What I love about it lastfm though is that it tracks all your itunes plays, and based on that info, makes pretty accurate recommendations for new music you might like. It’s also a great resource for artist info- with biogs, discographies, gigs etc all available as you’re playing a song either on the site or via your itunes.  Very handy when you’ve been given a cd with tracks by artists you don’t know a whole lot about.  Interestingly Lastfm has a partnership with We7 whereby any plays you make on We7 are linked into your lastfm account to help inform their recommendations to you, so I wonder if they’re going to start using We7 as a route to providing their audio content, rather than hosting it themselves.

Of course a big new player that’s emerged in the last year is Soundcloud which allows users to upload and share music. It has special deals with some record labels, like Domino, resulting in new releases often being previewed on the site, and it allows artists to use the site to upload their music either to stream (and insert a “buy track” link to itunes) to users or to make it free to download.
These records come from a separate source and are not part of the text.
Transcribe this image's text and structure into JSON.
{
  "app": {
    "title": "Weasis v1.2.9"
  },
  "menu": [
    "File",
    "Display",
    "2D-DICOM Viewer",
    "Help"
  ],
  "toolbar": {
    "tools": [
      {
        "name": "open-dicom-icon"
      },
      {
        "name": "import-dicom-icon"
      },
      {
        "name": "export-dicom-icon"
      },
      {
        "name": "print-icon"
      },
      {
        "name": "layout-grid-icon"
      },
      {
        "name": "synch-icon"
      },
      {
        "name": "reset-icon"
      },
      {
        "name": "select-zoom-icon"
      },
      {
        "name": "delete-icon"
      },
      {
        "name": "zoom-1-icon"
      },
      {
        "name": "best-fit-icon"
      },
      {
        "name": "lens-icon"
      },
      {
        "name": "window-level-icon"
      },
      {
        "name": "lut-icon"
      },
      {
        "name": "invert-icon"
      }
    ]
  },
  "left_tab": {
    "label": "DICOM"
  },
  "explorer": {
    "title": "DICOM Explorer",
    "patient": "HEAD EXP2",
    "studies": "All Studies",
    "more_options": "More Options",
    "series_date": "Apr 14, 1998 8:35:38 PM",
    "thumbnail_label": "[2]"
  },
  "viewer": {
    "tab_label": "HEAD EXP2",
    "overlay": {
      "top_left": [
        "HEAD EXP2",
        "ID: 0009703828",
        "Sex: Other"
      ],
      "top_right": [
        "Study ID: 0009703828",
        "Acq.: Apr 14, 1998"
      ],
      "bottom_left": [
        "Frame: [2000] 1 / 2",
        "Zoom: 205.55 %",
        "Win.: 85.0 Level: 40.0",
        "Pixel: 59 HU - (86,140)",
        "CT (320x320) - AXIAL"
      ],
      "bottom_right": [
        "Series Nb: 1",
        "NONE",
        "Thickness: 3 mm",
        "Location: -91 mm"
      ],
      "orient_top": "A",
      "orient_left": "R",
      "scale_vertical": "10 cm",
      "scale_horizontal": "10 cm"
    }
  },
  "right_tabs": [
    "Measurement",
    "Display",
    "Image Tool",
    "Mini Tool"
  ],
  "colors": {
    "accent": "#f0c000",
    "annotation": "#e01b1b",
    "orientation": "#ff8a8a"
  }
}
A huge bonus with soundcloud is that it makes the tracks and playlists easy to share so you can embed them in blogs, link them to facebook and so on making it a highly visible application.  Soundcloud has a great iphone app so you can play music straight through your phone or docking station, and a great new desktop app for mac, which allows you to search for tracks, play them or create playlists through a really simple interface. Total winner so long as the content keeps up.
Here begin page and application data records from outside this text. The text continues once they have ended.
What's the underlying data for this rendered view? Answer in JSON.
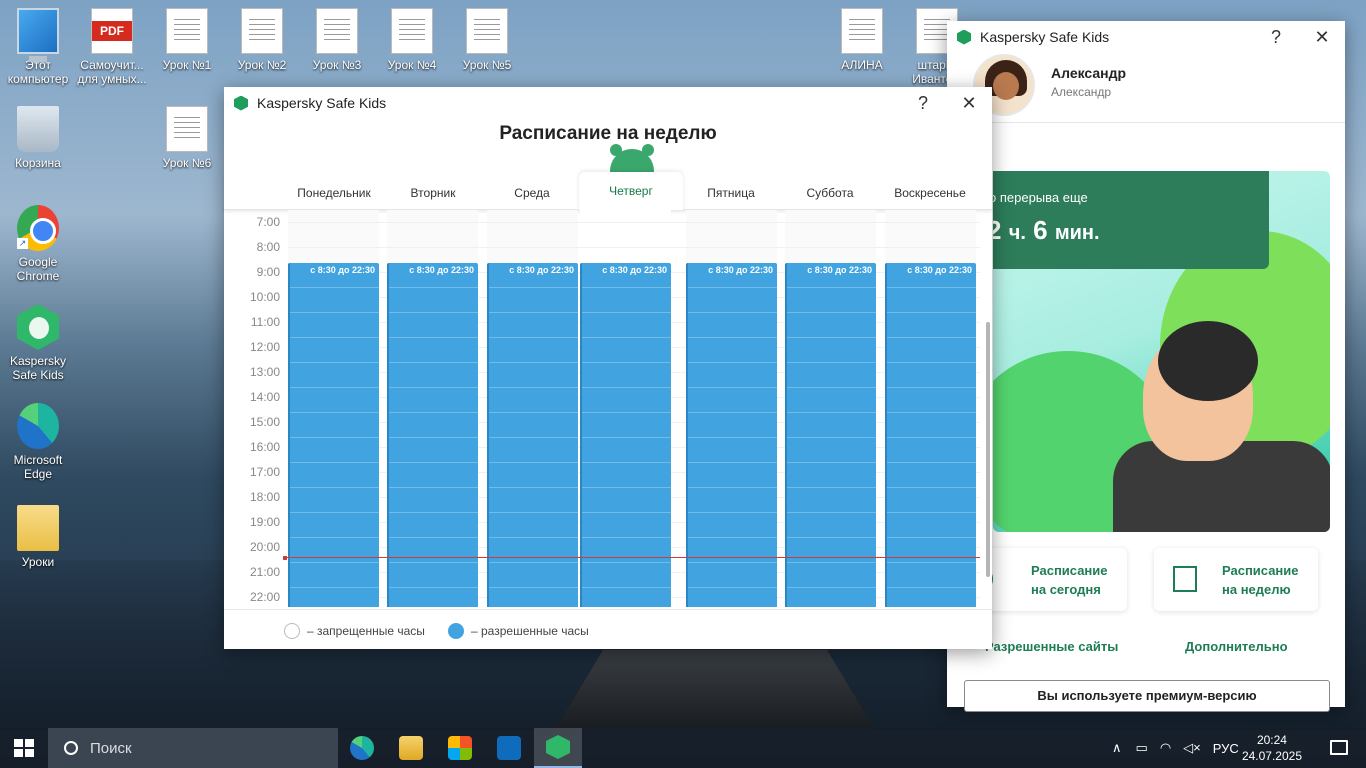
{
  "desktop": {
    "icons": [
      {
        "label": "Этот компьютер"
      },
      {
        "label": "Самоучит... для умных..."
      },
      {
        "label": "Урок №1"
      },
      {
        "label": "Урок №2"
      },
      {
        "label": "Урок №3"
      },
      {
        "label": "Урок №4"
      },
      {
        "label": "Урок №5"
      },
      {
        "label": "Корзина"
      },
      {
        "label": "Урок №6"
      },
      {
        "label": "Google Chrome"
      },
      {
        "label": "Kaspersky Safe Kids"
      },
      {
        "label": "Microsoft Edge"
      },
      {
        "label": "Уроки"
      },
      {
        "label": "АЛИНА"
      },
      {
        "label": "штарга Ивантс..."
      },
      {
        "label": "PDF"
      }
    ]
  },
  "schedule_window": {
    "title": "Kaspersky Safe Kids",
    "help": "?",
    "close": "✕",
    "heading": "Расписание на неделю",
    "days": [
      "Понедельник",
      "Вторник",
      "Среда",
      "Четверг",
      "Пятница",
      "Суббота",
      "Воскресенье"
    ],
    "active_day": "Четверг",
    "hours": [
      "7:00",
      "8:00",
      "9:00",
      "10:00",
      "11:00",
      "12:00",
      "13:00",
      "14:00",
      "15:00",
      "16:00",
      "17:00",
      "18:00",
      "19:00",
      "20:00",
      "21:00",
      "22:00"
    ],
    "bar_label": "с 8:30 до 22:30",
    "legend_forbidden": "– запрещенные часы",
    "legend_allowed": "– разрешенные часы",
    "colors": {
      "allowed": "#41a4e0",
      "forbidden": "#ffffff",
      "now_line": "#d23a3a",
      "accent": "#167a49"
    }
  },
  "main_window": {
    "title": "Kaspersky Safe Kids",
    "help": "?",
    "close": "✕",
    "profile_name": "Александр",
    "profile_sub": "Александр",
    "timer_label": "о перерыва еще",
    "timer_hours": "2",
    "timer_hours_unit": "ч.",
    "timer_minutes": "6",
    "timer_minutes_unit": "мин.",
    "card_today": [
      "Расписание",
      "на сегодня"
    ],
    "card_week": [
      "Расписание",
      "на неделю"
    ],
    "link_sites": "Разрешенные сайты",
    "link_more": "Дополнительно",
    "premium": "Вы используете премиум-версию"
  },
  "taskbar": {
    "search_placeholder": "Поиск",
    "lang": "РУС",
    "time": "20:24",
    "date": "24.07.2025",
    "apps": [
      "edge-icon",
      "file-explorer-icon",
      "store-icon",
      "outlook-icon",
      "kaspersky-icon"
    ]
  }
}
Not to be outdone, however, the major labels are getting in on the act with Sony launching a new music streaming service called Qriocity (what a name) at Midem this week, as reported by Jim Carroll on OTR. As you can see from the comment thread there’s not much belief in this particular option, but only time will tell.

So a plethora of options, over and above YouTube, for accessing free, legal music online then, though I’m still wishing Spotify was available here.  Before I sign off one great app that’s been launched this week is irish app Breaking Tunes. Only available on iphone for now (android to follow if they can get the funds) it’s an extension of the Breaking Tunes website which First Music Contact (FMC) run, and has been made possible through last years excellent Cultural Technology Grant Scheme. Irish artists can create a profile on Breaking Tunes and then the app displays all of the artists registered, plays their music, shows images of them and lists their upcoming gigs (providing they’ve entered them on the site). It’s really easy to search by genre or county, and the gig listing service has a handy little option that shows you gigs happening near you on that particular day.  A whizz of a thing, if irish artists register for the site (free) in their droves and keep their listings up to date it’ll be invaluable for music lovers, both in ireland and visitors that want to get their gig on during their trip.

This post first appeared on stranded.ie